RubyGems gave us a few warnings when it built the gem (and we’ll address them later), but so far, everything seems fine. Let’s check it out in a Ruby console:
It works! And we can see that the metadata we’ve added to our gem is indeed used:
(Note that the actual installation path will vary according to your Ruby installation.)
We now have the right foundations for our gem, and we could start adding code to the
lib/steel_vellum.rb file. But we’ve
decided to go tests-first as much as possible, so let’s setup our project so that we can indeed write and run tests.
RSpec is a popular and extremely complete testing framework, but I prefer Minitest – it’s lean and fast, and does everything you need but nothing more, which means that it’s hard to shoot yourself in the foot (by abusing mocks or over-DRYing, for example), even if you can miss the syntactic sugar, sometimes. Plus, like RubyGems, Minitest comes bundled with Ruby.

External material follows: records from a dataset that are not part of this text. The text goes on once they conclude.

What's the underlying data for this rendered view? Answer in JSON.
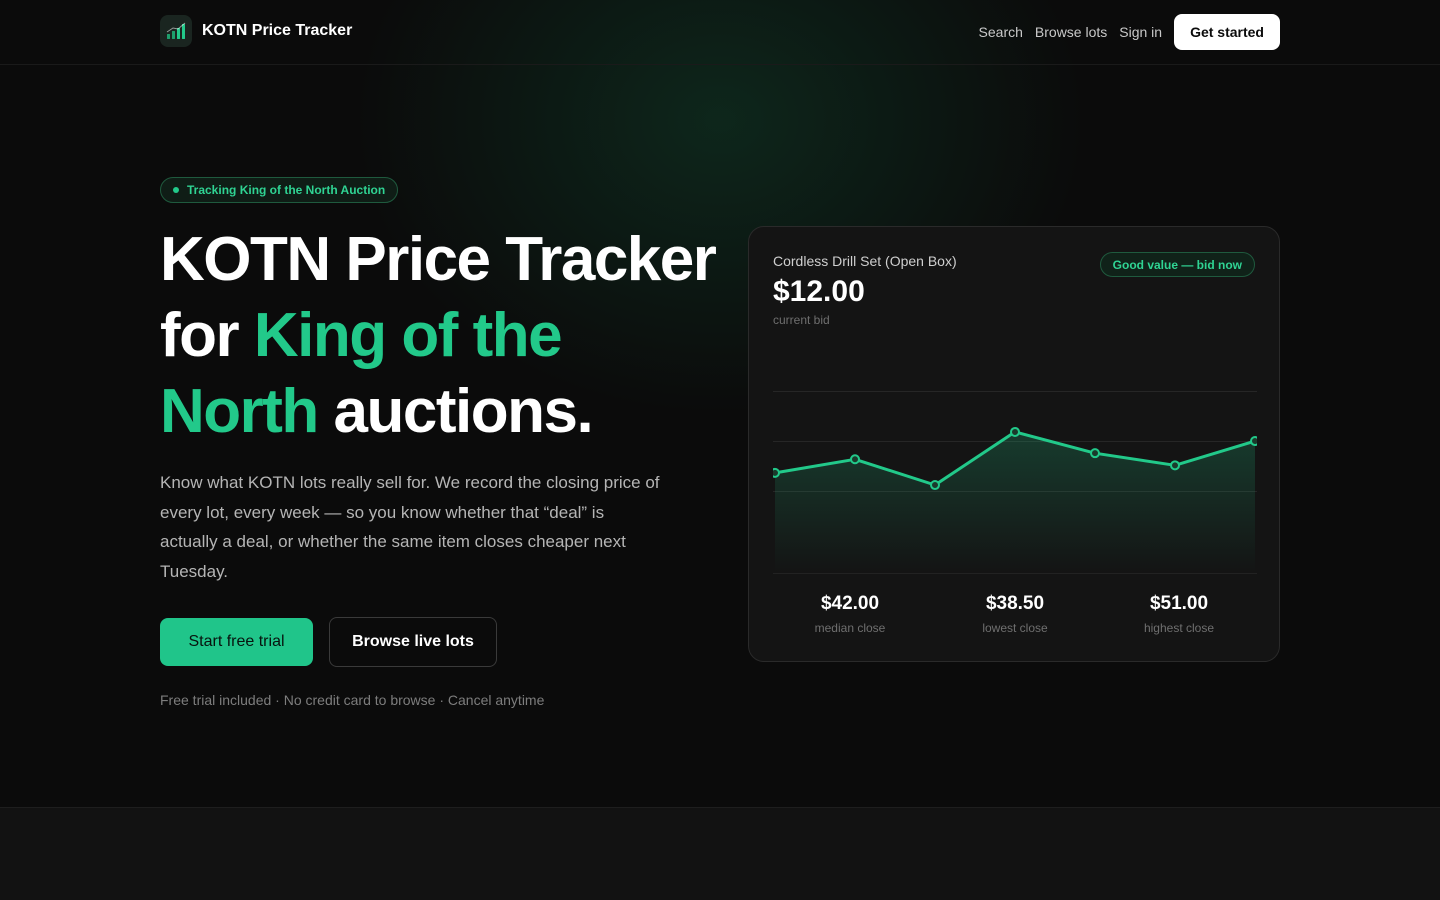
{
  "brand": {
    "name": "KOTN Price Tracker",
    "logo_icon": "bar-chart-icon"
  },
  "nav": {
    "links": [
      "Search",
      "Browse lots",
      "Sign in"
    ],
    "cta_label": "Get started"
  },
  "hero": {
    "pill_text": "Tracking King of the North Auction",
    "headline_part1": "KOTN Price Tracker for ",
    "headline_accent": "King of the North",
    "headline_part2": " auctions.",
    "subtext": "Know what KOTN lots really sell for. We record the closing price of every lot, every week — so you know whether that “deal” is actually a deal, or whether the same item closes cheaper next Tuesday.",
    "primary_button": "Start free trial",
    "secondary_button": "Browse live lots",
    "fineprint": "Free trial included · No credit card to browse · Cancel anytime"
  },
  "card": {
    "item_name": "Cordless Drill Set (Open Box)",
    "current_price": "$12.00",
    "current_price_label": "current bid",
    "badge": "Good value — bid now",
    "stats": [
      {
        "value": "$42.00",
        "label": "median close"
      },
      {
        "value": "$38.50",
        "label": "lowest close"
      },
      {
        "value": "$51.00",
        "label": "highest close"
      }
    ]
  },
  "colors": {
    "accent": "#22c98a",
    "background": "#0b0b0b",
    "card": "#141414"
  },
  "chart_data": {
    "type": "line",
    "x": [
      1,
      2,
      3,
      4,
      5,
      6,
      7
    ],
    "values": [
      43.0,
      47.5,
      39.0,
      56.5,
      49.5,
      45.5,
      53.5
    ],
    "ylim": [
      10,
      70
    ],
    "grid": true,
    "title": "",
    "xlabel": "",
    "ylabel": ""
  }
}
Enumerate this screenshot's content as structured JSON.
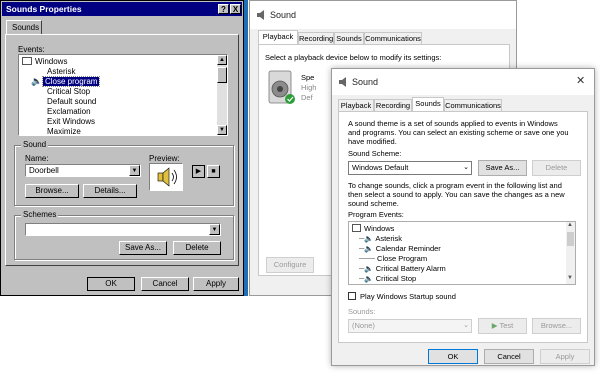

However, even though Minitest doesn’t need to be installed (normally), it still needs to be declared as a dependency of our gem. This is done through the gemspec file:
The file itself only needs to require Minitest, but we’ll add a placeholder test to ensure that everything works well:
To run the test, when only need to run this file – but we need to make sure that the
lib/ directory will be included
Our test suite – with its single test – runs fine. But typing the name of every single test file to run will eventually become tedious, so (as suggested in the documentation), let’s add a Rake task to run the whole suite for us. This is very easy, since Minitest provides one for us – we only need to set it as the default Rake task for our project. And because we’ve stuck to the conventions when namimg files and directories, we need almost nothing:
And that’s it! Now, executing
rake without specifying a Rake task will run the whole test suite:
And so, we have the basis for our Steel Vellum library, written with its tests and distributable as a gem. Let’s wrap
things up by smoothing the rough edges of this scaffold. We have a few warnings to fix, and our test runner could
benefit from a more colorful output. More importantly, the gem’s version number is currently written twice, which
means extra maintenance – or potential inconsitencies. Let’s fix all that by removing the
VERSION declaration from
the main library file……
… and placing it in its own file…
… which can then be required directly in the gemspec file:
Note that said gemspec file features new declarations, including a globbing approach to list files, and a development dependency on minitest-reporters, a Minitest plugin that improves the tests output, even when sticking to the defaults, like so:
And now, we’re good to go! Our detour is over and we’re back on the road – see you in part 3!
Next: Meet Bruenor